======== Records provided ========

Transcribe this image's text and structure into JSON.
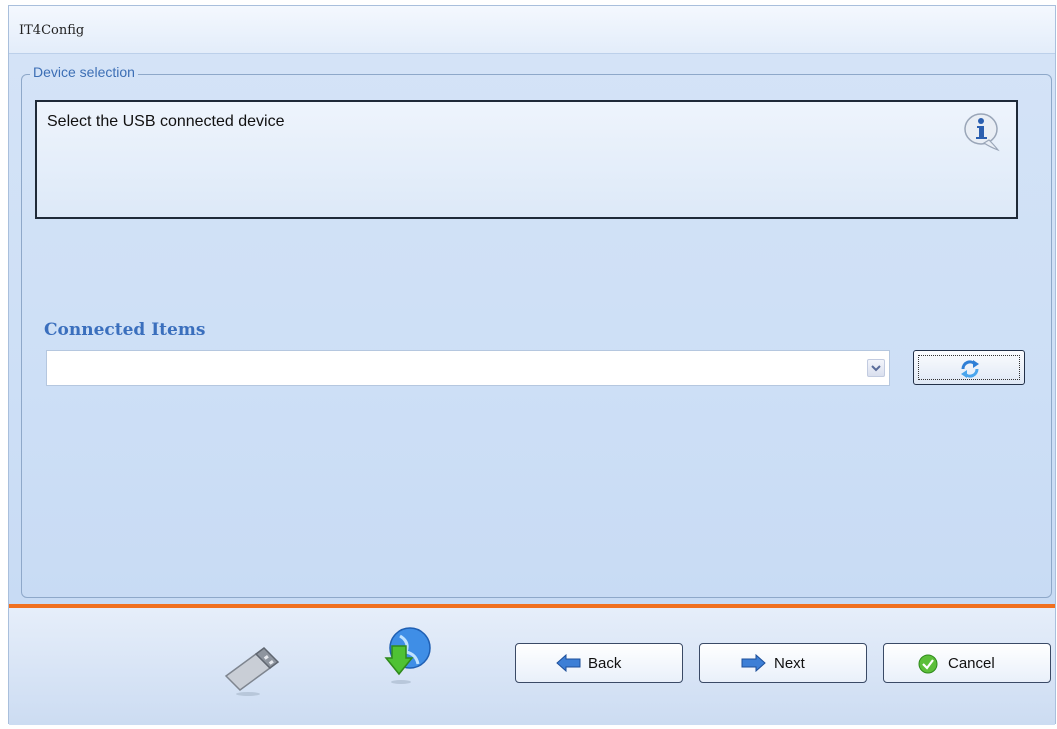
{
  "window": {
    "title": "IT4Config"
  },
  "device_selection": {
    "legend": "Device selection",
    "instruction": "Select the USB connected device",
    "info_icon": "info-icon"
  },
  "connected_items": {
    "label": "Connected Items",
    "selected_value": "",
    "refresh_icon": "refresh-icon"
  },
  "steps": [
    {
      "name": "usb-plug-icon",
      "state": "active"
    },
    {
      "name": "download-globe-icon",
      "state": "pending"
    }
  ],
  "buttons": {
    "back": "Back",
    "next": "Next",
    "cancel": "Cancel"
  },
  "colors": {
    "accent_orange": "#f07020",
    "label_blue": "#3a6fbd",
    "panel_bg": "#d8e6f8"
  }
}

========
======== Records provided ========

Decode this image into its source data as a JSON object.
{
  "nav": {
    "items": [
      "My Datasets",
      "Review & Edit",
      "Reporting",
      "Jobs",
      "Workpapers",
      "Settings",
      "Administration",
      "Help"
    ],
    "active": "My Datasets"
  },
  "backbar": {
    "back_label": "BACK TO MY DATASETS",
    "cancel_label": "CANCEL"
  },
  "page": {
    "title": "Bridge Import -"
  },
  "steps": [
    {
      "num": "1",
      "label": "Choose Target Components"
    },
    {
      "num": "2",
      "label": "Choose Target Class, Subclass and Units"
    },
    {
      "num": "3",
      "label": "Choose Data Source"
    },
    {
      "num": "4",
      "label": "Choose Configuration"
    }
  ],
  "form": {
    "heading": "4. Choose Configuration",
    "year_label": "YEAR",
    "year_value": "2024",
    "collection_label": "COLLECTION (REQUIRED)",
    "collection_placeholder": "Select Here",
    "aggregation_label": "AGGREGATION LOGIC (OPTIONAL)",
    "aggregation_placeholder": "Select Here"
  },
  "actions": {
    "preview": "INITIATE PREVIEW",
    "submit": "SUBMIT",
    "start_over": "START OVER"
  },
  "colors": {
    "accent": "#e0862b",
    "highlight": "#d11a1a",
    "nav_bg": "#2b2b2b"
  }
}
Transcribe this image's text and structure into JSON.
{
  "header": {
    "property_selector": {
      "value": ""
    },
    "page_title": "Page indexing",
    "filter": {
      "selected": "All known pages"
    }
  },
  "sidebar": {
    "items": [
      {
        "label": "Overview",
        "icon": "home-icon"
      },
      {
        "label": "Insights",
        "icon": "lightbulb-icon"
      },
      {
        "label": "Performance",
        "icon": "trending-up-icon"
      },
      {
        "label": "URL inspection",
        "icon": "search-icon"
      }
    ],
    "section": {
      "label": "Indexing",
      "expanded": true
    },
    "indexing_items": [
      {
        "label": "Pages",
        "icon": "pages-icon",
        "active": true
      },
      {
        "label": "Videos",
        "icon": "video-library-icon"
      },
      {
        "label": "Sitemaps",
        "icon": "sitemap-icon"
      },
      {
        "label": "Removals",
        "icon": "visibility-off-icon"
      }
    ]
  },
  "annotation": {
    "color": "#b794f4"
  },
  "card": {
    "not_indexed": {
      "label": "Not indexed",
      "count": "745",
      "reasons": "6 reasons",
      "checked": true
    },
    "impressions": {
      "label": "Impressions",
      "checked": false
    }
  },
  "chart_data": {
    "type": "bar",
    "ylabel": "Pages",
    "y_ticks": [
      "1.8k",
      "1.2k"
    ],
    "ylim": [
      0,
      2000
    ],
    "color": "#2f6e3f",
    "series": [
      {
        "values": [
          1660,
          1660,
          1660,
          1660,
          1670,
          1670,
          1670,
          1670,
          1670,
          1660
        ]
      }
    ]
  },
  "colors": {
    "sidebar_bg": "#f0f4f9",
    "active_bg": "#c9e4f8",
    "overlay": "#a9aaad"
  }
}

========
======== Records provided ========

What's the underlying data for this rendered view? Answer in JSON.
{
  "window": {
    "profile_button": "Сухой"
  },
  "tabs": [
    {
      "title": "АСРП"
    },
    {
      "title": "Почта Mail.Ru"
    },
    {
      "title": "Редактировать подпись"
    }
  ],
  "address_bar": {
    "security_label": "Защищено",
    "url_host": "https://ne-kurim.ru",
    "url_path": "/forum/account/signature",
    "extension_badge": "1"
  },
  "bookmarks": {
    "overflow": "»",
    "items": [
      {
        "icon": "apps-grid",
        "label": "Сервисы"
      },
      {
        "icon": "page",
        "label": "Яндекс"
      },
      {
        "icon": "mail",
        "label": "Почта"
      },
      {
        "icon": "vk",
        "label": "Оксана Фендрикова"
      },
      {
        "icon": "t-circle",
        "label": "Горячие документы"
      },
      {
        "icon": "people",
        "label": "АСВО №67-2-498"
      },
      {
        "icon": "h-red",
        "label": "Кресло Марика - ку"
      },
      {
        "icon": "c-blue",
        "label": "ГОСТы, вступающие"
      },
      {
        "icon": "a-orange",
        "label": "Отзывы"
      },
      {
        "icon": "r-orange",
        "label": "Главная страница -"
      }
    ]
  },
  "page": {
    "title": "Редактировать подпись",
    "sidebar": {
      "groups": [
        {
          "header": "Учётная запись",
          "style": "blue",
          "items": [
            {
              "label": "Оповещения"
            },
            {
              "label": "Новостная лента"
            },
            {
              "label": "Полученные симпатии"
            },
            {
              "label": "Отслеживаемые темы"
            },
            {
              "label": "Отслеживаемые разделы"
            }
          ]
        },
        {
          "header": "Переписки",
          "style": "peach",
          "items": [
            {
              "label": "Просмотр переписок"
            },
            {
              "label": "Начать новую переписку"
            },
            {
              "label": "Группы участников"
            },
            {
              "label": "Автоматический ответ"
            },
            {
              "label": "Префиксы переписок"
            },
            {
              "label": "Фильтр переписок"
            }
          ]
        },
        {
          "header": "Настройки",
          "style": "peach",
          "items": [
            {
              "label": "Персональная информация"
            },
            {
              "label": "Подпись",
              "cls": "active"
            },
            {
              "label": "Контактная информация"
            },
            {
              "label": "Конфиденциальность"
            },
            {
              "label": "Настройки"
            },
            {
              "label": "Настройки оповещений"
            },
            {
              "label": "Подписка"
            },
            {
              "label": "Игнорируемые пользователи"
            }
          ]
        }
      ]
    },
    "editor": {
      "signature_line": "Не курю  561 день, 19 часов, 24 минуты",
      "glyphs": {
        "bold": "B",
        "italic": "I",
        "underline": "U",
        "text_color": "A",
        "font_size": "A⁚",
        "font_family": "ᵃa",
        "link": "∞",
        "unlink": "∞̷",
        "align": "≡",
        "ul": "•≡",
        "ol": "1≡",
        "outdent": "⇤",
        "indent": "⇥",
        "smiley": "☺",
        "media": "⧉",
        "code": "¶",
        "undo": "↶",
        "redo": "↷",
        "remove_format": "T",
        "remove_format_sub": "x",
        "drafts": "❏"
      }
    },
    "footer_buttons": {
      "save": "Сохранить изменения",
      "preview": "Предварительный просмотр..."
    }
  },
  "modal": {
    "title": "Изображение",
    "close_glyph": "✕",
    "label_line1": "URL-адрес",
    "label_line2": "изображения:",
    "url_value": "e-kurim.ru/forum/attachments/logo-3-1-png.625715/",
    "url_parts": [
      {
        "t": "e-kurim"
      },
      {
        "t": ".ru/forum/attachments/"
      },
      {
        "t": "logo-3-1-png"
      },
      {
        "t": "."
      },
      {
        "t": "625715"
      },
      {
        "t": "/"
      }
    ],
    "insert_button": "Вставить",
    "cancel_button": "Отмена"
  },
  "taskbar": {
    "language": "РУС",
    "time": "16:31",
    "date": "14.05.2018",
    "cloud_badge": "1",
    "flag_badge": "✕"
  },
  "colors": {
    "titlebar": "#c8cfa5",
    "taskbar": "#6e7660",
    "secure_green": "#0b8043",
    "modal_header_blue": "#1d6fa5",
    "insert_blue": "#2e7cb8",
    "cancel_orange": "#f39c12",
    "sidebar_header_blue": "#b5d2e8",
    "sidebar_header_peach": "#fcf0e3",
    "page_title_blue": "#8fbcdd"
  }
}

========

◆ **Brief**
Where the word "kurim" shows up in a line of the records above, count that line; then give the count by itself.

◆ **Expected output**
3